* [BRIEF] Go through the data underneath and copy every line exactly.

——————

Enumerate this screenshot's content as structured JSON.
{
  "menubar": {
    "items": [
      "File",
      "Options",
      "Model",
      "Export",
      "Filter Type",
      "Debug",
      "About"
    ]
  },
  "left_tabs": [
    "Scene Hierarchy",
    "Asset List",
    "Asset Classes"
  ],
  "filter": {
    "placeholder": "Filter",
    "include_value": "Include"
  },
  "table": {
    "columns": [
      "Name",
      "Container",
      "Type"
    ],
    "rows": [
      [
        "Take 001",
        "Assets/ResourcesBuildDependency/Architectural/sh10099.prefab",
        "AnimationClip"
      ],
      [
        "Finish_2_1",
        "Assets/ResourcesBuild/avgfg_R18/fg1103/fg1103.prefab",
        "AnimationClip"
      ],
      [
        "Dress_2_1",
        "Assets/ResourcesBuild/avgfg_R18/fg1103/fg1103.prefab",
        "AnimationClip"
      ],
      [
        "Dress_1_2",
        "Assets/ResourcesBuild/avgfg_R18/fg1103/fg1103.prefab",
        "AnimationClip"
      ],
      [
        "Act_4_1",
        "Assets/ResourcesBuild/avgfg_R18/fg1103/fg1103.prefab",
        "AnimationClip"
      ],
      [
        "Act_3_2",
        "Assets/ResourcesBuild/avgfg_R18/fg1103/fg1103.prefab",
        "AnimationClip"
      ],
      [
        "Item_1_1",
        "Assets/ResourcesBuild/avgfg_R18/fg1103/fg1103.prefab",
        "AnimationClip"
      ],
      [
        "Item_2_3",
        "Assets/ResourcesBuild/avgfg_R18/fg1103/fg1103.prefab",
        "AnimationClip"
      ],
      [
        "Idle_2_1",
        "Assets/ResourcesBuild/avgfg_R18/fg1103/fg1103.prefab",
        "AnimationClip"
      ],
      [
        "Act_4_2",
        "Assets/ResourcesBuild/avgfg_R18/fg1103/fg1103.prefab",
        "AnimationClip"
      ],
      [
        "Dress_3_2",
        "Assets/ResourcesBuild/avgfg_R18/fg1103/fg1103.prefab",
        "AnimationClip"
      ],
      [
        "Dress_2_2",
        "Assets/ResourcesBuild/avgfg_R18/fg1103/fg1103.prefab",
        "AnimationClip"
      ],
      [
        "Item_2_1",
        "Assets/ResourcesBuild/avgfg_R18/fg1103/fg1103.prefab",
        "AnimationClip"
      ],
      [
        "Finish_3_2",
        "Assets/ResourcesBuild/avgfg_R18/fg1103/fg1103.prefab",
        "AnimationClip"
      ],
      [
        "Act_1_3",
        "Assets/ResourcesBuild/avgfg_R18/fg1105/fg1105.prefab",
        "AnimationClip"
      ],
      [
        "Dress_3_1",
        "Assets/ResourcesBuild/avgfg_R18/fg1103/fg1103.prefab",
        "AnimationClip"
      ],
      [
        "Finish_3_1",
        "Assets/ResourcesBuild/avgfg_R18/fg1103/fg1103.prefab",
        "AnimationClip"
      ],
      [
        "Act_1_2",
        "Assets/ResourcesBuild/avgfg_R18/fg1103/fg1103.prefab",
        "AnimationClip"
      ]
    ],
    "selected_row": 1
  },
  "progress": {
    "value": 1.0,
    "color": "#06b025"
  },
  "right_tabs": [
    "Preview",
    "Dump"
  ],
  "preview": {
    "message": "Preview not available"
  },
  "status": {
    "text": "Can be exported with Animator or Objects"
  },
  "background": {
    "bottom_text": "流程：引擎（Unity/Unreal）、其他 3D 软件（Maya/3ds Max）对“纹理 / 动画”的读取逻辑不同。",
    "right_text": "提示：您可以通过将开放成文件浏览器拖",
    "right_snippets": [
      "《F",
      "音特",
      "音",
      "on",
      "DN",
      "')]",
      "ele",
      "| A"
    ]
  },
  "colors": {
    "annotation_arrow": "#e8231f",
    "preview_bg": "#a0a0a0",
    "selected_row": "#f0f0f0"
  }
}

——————

* [TASK ANSWER]
Enumerate this screenshot's content as structured JSON.
{
  "menubar": {
    "items": [
      "File",
      "Options",
      "Model",
      "Export",
      "Filter Type",
      "Debug",
      "About"
    ]
  },
  "left_tabs": [
    "Scene Hierarchy",
    "Asset List",
    "Asset Classes"
  ],
  "filter": {
    "placeholder": "Filter",
    "include_value": "Include"
  },
  "table": {
    "columns": [
      "Name",
      "Container",
      "Type"
    ],
    "rows": [
      [
        "Take 001",
        "Assets/ResourcesBuildDependency/Architectural/sh10099.prefab",
        "AnimationClip"
      ],
      [
        "Finish_2_1",
        "Assets/ResourcesBuild/avgfg_R18/fg1103/fg1103.prefab",
        "AnimationClip"
      ],
      [
        "Dress_2_1",
        "Assets/ResourcesBuild/avgfg_R18/fg1103/fg1103.prefab",
        "AnimationClip"
      ],
      [
        "Dress_1_2",
        "Assets/ResourcesBuild/avgfg_R18/fg1103/fg1103.prefab",
        "AnimationClip"
      ],
      [
        "Act_4_1",
        "Assets/ResourcesBuild/avgfg_R18/fg1103/fg1103.prefab",
        "AnimationClip"
      ],
      [
        "Act_3_2",
        "Assets/ResourcesBuild/avgfg_R18/fg1103/fg1103.prefab",
        "AnimationClip"
      ],
      [
        "Item_1_1",
        "Assets/ResourcesBuild/avgfg_R18/fg1103/fg1103.prefab",
        "AnimationClip"
      ],
      [
        "Item_2_3",
        "Assets/ResourcesBuild/avgfg_R18/fg1103/fg1103.prefab",
        "AnimationClip"
      ],
      [
        "Idle_2_1",
        "Assets/ResourcesBuild/avgfg_R18/fg1103/fg1103.prefab",
        "AnimationClip"
      ],
      [
        "Act_4_2",
        "Assets/ResourcesBuild/avgfg_R18/fg1103/fg1103.prefab",
        "AnimationClip"
      ],
      [
        "Dress_3_2",
        "Assets/ResourcesBuild/avgfg_R18/fg1103/fg1103.prefab",
        "AnimationClip"
      ],
      [
        "Dress_2_2",
        "Assets/ResourcesBuild/avgfg_R18/fg1103/fg1103.prefab",
        "AnimationClip"
      ],
      [
        "Item_2_1",
        "Assets/ResourcesBuild/avgfg_R18/fg1103/fg1103.prefab",
        "AnimationClip"
      ],
      [
        "Finish_3_2",
        "Assets/ResourcesBuild/avgfg_R18/fg1103/fg1103.prefab",
        "AnimationClip"
      ],
      [
        "Act_1_3",
        "Assets/ResourcesBuild/avgfg_R18/fg1105/fg1105.prefab",
        "AnimationClip"
      ],
      [
        "Dress_3_1",
        "Assets/ResourcesBuild/avgfg_R18/fg1103/fg1103.prefab",
        "AnimationClip"
      ],
      [
        "Finish_3_1",
        "Assets/ResourcesBuild/avgfg_R18/fg1103/fg1103.prefab",
        "AnimationClip"
      ],
      [
        "Act_1_2",
        "Assets/ResourcesBuild/avgfg_R18/fg1103/fg1103.prefab",
        "AnimationClip"
      ]
    ],
    "selected_row": 1
  },
  "progress": {
    "value": 1.0,
    "color": "#06b025"
  },
  "right_tabs": [
    "Preview",
    "Dump"
  ],
  "preview": {
    "message": "Preview not available"
  },
  "status": {
    "text": "Can be exported with Animator or Objects"
  },
  "background": {
    "bottom_text": "流程：引擎（Unity/Unreal）、其他 3D 软件（Maya/3ds Max）对“纹理 / 动画”的读取逻辑不同。",
    "right_text": "提示：您可以通过将开放成文件浏览器拖",
    "right_snippets": [
      "《F",
      "音特",
      "音",
      "on",
      "DN",
      "')]",
      "ele",
      "| A"
    ]
  },
  "colors": {
    "annotation_arrow": "#e8231f",
    "preview_bg": "#a0a0a0",
    "selected_row": "#f0f0f0"
  }
}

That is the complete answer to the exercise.